## Work order
Work through the records below and copy every line that includes "Management".

Start of Data for analysis

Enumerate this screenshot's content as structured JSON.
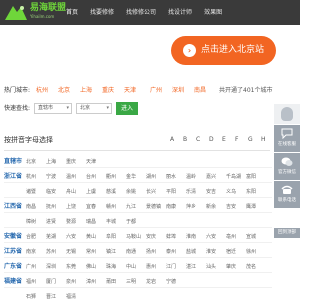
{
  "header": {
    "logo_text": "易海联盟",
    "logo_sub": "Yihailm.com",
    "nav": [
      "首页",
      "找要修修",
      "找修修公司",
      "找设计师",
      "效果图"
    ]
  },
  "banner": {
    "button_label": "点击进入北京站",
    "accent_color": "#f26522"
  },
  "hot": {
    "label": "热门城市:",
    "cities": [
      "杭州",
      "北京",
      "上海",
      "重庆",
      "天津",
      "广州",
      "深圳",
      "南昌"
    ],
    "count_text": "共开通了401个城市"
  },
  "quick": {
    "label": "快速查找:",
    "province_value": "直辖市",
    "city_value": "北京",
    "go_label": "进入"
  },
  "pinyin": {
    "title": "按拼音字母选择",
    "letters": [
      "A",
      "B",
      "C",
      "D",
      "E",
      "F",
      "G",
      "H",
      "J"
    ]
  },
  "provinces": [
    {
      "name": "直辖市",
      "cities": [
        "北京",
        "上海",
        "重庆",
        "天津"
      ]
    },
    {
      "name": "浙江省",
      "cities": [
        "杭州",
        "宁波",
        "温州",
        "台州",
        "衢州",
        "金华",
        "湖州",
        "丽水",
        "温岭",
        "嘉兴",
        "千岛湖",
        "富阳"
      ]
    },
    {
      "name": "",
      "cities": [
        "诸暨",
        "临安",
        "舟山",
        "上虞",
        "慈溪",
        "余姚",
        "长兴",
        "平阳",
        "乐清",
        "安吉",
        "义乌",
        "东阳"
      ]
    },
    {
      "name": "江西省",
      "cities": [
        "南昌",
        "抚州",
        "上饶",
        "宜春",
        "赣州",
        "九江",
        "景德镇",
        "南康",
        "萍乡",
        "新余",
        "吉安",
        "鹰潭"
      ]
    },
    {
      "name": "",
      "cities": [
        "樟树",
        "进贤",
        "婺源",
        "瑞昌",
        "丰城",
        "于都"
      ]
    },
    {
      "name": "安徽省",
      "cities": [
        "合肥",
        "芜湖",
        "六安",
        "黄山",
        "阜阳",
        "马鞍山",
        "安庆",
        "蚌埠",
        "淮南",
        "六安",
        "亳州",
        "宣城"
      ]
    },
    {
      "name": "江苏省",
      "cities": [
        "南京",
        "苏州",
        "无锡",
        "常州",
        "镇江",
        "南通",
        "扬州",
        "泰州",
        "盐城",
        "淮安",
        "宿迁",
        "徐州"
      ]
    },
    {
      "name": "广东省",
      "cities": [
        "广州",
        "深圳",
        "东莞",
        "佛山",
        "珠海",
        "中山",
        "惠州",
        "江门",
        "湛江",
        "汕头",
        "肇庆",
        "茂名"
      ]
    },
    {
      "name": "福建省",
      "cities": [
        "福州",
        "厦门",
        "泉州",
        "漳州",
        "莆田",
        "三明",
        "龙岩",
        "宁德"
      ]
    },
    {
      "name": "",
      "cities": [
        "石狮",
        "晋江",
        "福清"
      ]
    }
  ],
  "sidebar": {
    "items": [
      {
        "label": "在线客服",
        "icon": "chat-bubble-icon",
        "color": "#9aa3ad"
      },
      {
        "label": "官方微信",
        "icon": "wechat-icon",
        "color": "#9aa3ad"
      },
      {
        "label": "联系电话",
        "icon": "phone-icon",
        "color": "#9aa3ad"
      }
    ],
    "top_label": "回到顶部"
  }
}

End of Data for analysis
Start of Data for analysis

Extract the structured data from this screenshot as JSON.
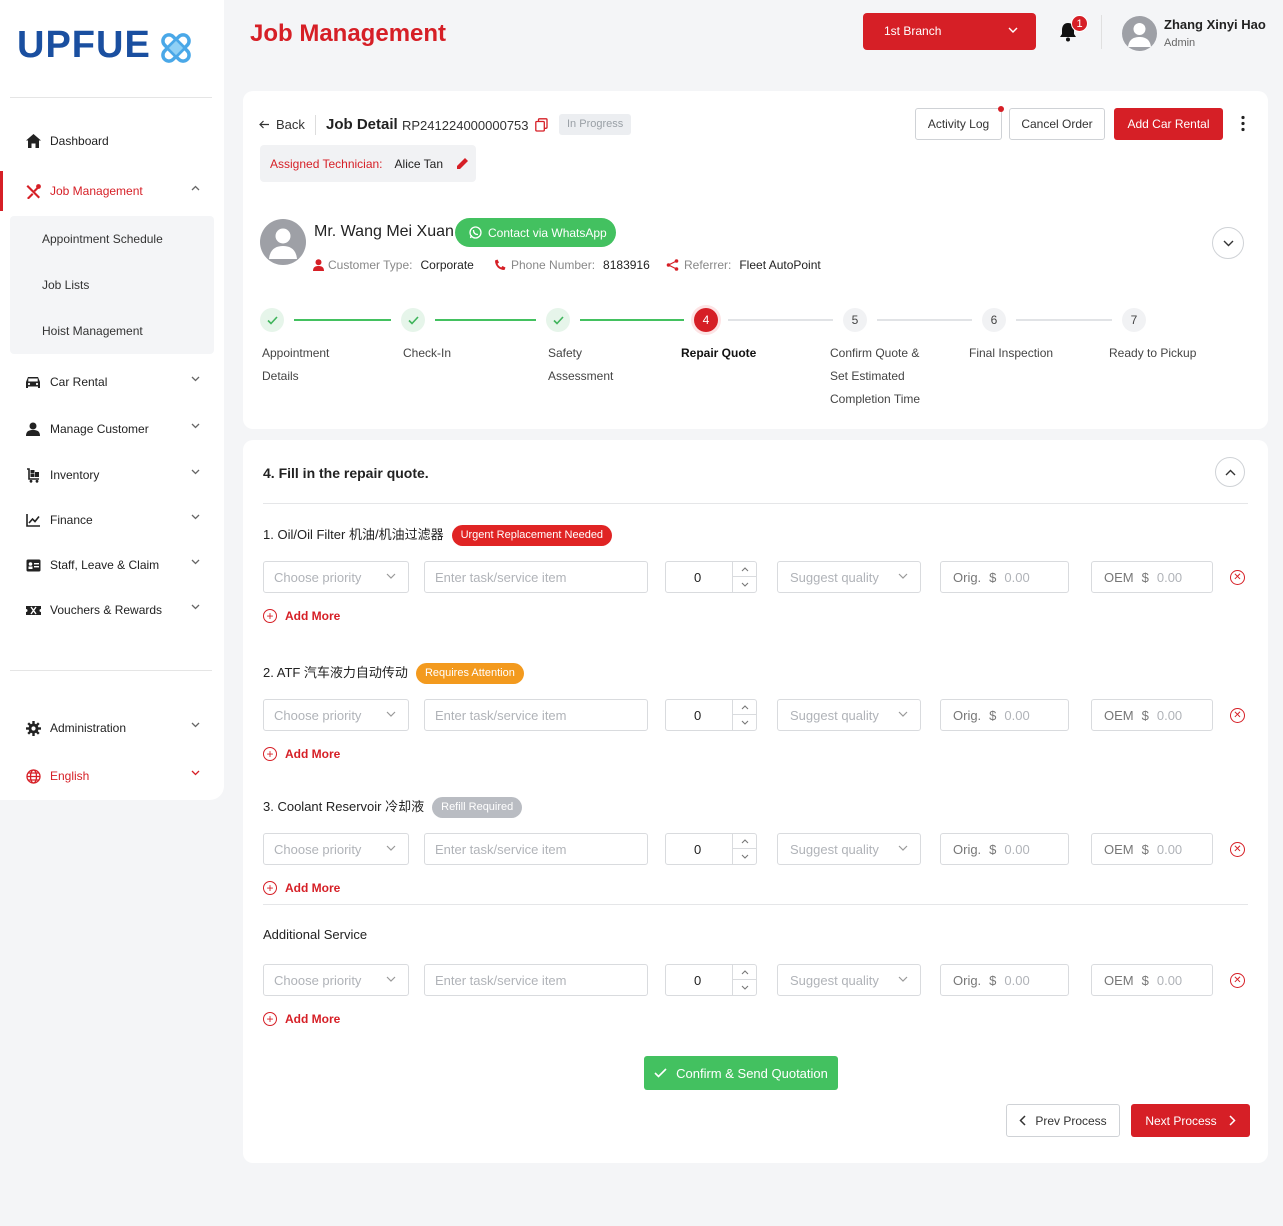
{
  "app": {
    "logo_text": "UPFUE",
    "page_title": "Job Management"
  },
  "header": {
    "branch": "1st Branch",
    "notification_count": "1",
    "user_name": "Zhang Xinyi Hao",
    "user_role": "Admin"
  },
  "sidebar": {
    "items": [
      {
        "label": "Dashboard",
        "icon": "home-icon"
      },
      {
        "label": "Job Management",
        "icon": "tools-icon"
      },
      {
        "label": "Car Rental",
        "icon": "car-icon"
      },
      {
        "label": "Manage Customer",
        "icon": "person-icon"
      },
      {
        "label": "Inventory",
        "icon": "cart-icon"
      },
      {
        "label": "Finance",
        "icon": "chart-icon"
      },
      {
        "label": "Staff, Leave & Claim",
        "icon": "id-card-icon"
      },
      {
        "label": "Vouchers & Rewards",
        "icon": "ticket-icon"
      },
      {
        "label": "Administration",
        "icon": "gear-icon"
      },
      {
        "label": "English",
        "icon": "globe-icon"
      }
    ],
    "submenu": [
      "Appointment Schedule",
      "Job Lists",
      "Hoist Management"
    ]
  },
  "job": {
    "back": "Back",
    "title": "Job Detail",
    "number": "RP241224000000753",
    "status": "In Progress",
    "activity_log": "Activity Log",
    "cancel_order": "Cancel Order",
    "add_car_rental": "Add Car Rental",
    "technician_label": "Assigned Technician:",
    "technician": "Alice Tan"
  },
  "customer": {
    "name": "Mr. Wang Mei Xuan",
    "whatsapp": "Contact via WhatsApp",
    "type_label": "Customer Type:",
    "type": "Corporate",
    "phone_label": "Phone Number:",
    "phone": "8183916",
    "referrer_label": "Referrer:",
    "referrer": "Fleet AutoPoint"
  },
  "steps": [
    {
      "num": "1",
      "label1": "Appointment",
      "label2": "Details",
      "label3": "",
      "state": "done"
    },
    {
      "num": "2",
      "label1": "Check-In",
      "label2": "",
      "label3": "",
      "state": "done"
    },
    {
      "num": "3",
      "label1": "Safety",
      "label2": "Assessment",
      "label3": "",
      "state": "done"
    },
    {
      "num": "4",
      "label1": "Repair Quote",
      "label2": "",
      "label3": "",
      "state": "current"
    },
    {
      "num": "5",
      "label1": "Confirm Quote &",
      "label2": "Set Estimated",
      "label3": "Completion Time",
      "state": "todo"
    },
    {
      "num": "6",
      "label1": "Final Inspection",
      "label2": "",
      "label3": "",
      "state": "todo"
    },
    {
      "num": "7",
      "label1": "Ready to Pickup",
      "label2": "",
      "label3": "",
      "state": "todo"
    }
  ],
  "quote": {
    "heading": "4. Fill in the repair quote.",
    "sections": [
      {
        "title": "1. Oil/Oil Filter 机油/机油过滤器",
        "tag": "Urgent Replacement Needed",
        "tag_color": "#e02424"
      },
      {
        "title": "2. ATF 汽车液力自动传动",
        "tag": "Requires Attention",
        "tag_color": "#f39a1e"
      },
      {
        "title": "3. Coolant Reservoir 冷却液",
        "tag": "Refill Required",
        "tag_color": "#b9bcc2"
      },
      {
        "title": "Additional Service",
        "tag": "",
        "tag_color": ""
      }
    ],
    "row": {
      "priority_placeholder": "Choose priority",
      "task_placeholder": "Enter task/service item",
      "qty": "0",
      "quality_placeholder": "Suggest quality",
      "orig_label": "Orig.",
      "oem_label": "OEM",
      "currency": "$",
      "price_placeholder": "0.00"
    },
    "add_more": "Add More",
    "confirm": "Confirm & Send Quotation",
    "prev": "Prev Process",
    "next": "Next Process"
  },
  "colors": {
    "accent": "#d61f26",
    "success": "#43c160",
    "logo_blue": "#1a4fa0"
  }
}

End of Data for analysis

## Task response
    "page_title": "Job Management"
        "label": "Job Management",
      "Hoist Management"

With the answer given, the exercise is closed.